-- Supplied records follows --
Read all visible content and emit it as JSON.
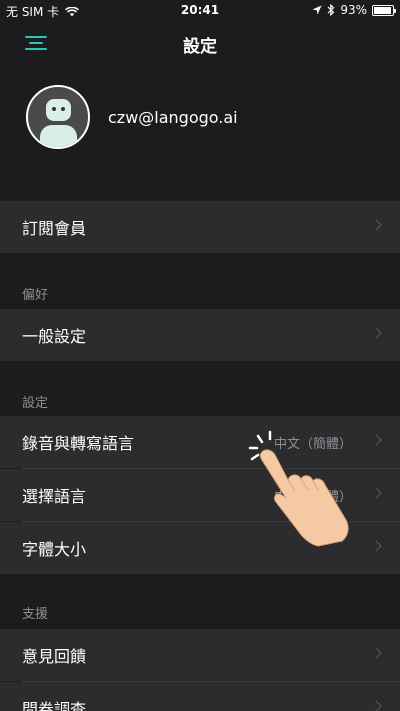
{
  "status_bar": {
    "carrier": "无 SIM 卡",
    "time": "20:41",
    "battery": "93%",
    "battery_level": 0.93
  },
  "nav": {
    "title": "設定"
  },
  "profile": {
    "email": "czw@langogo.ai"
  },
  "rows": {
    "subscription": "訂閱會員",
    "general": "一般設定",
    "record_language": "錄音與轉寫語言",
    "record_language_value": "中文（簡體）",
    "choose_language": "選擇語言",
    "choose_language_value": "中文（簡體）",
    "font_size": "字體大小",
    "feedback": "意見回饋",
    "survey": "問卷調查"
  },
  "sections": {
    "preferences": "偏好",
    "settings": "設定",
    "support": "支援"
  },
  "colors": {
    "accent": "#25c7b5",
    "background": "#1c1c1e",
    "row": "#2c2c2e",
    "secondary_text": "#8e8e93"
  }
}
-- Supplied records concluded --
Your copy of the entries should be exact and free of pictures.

- _Response below_:
Read all visible content and emit it as JSON.
{
  "status_bar": {
    "carrier": "无 SIM 卡",
    "time": "20:41",
    "battery": "93%",
    "battery_level": 0.93
  },
  "nav": {
    "title": "設定"
  },
  "profile": {
    "email": "czw@langogo.ai"
  },
  "rows": {
    "subscription": "訂閱會員",
    "general": "一般設定",
    "record_language": "錄音與轉寫語言",
    "record_language_value": "中文（簡體）",
    "choose_language": "選擇語言",
    "choose_language_value": "中文（簡體）",
    "font_size": "字體大小",
    "feedback": "意見回饋",
    "survey": "問卷調查"
  },
  "sections": {
    "preferences": "偏好",
    "settings": "設定",
    "support": "支援"
  },
  "colors": {
    "accent": "#25c7b5",
    "background": "#1c1c1e",
    "row": "#2c2c2e",
    "secondary_text": "#8e8e93"
  }
}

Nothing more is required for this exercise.